▶ _EXERCISE INSTRUCTIONS_: Pull out every line below holding the word "value".

Content starts

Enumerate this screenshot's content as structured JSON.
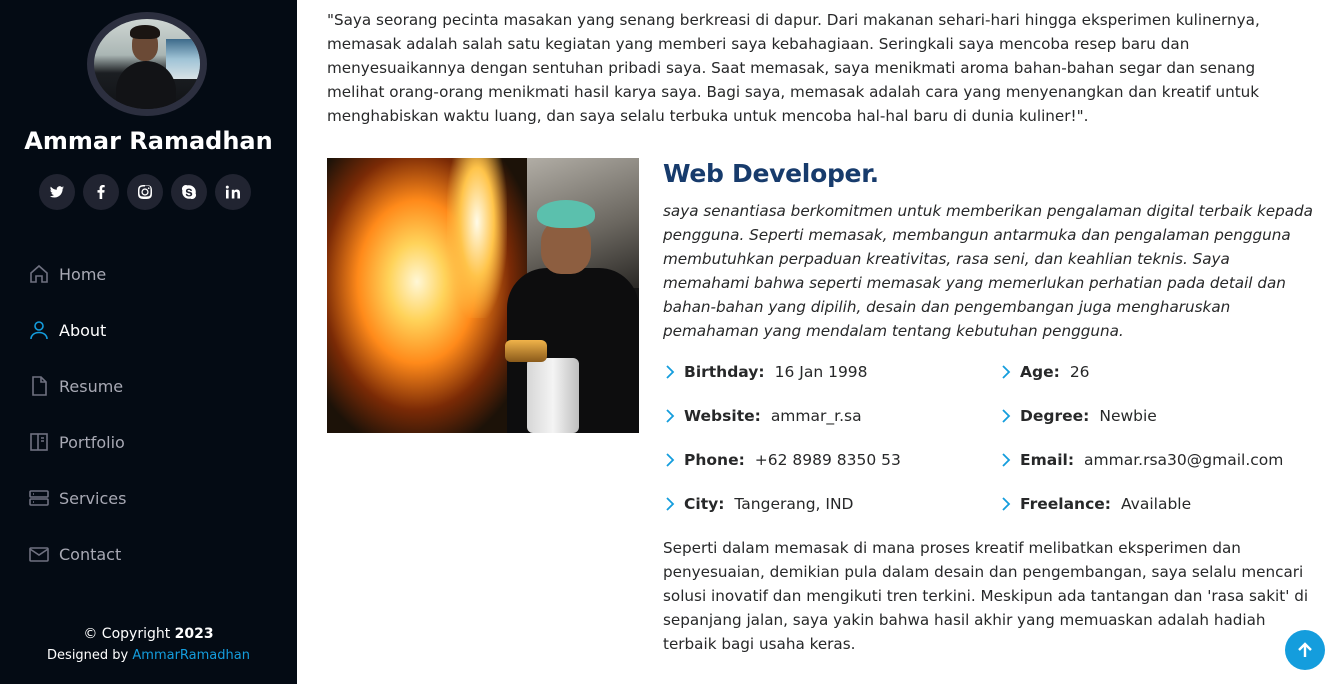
{
  "profile": {
    "name": "Ammar Ramadhan",
    "socials": [
      {
        "icon": "twitter-icon"
      },
      {
        "icon": "facebook-icon"
      },
      {
        "icon": "instagram-icon"
      },
      {
        "icon": "skype-icon"
      },
      {
        "icon": "linkedin-icon"
      }
    ]
  },
  "nav": {
    "items": [
      {
        "label": "Home",
        "icon": "home-icon",
        "active": false
      },
      {
        "label": "About",
        "icon": "person-icon",
        "active": true
      },
      {
        "label": "Resume",
        "icon": "file-icon",
        "active": false
      },
      {
        "label": "Portfolio",
        "icon": "book-half-icon",
        "active": false
      },
      {
        "label": "Services",
        "icon": "server-icon",
        "active": false
      },
      {
        "label": "Contact",
        "icon": "envelope-icon",
        "active": false
      }
    ]
  },
  "footer": {
    "copyright_prefix": "© Copyright",
    "copyright_year": "2023",
    "credits_prefix": "Designed by",
    "credits_link": "AmmarRamadhan"
  },
  "about": {
    "intro": "\"Saya seorang pecinta masakan yang senang berkreasi di dapur. Dari makanan sehari-hari hingga eksperimen kulinernya, memasak adalah salah satu kegiatan yang memberi saya kebahagiaan. Seringkali saya mencoba resep baru dan menyesuaikannya dengan sentuhan pribadi saya. Saat memasak, saya menikmati aroma bahan-bahan segar dan senang melihat orang-orang menikmati hasil karya saya. Bagi saya, memasak adalah cara yang menyenangkan dan kreatif untuk menghabiskan waktu luang, dan saya selalu terbuka untuk mencoba hal-hal baru di dunia kuliner!\".",
    "title": "Web Developer.",
    "lead": "saya senantiasa berkomitmen untuk memberikan pengalaman digital terbaik kepada pengguna. Seperti memasak, membangun antarmuka dan pengalaman pengguna membutuhkan perpaduan kreativitas, rasa seni, dan keahlian teknis. Saya memahami bahwa seperti memasak yang memerlukan perhatian pada detail dan bahan-bahan yang dipilih, desain dan pengembangan juga mengharuskan pemahaman yang mendalam tentang kebutuhan pengguna.",
    "facts": [
      {
        "label": "Birthday:",
        "value": "16 Jan 1998"
      },
      {
        "label": "Age:",
        "value": "26"
      },
      {
        "label": "Website:",
        "value": "ammar_r.sa"
      },
      {
        "label": "Degree:",
        "value": "Newbie"
      },
      {
        "label": "Phone:",
        "value": "+62 8989 8350 53"
      },
      {
        "label": "Email:",
        "value": "ammar.rsa30@gmail.com"
      },
      {
        "label": "City:",
        "value": "Tangerang, IND"
      },
      {
        "label": "Freelance:",
        "value": "Available"
      }
    ],
    "outro": "Seperti dalam memasak di mana proses kreatif melibatkan eksperimen dan penyesuaian, demikian pula dalam desain dan pengembangan, saya selalu mencari solusi inovatif dan mengikuti tren terkini. Meskipun ada tantangan dan 'rasa sakit' di sepanjang jalan, saya yakin bahwa hasil akhir yang memuaskan adalah hadiah terbaik bagi usaha keras."
  },
  "colors": {
    "sidebar_bg": "#040b14",
    "accent": "#149ddd",
    "heading": "#173b6c"
  }
}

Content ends

▶ _EXERCISE OUTPUT_:
        "value": "16 Jan 1998"
        "value": "26"
        "value": "ammar_r.sa"
        "value": "Newbie"
        "value": "+62 8989 8350 53"
        "value": "ammar.rsa30@gmail.com"
        "value": "Tangerang, IND"
        "value": "Available"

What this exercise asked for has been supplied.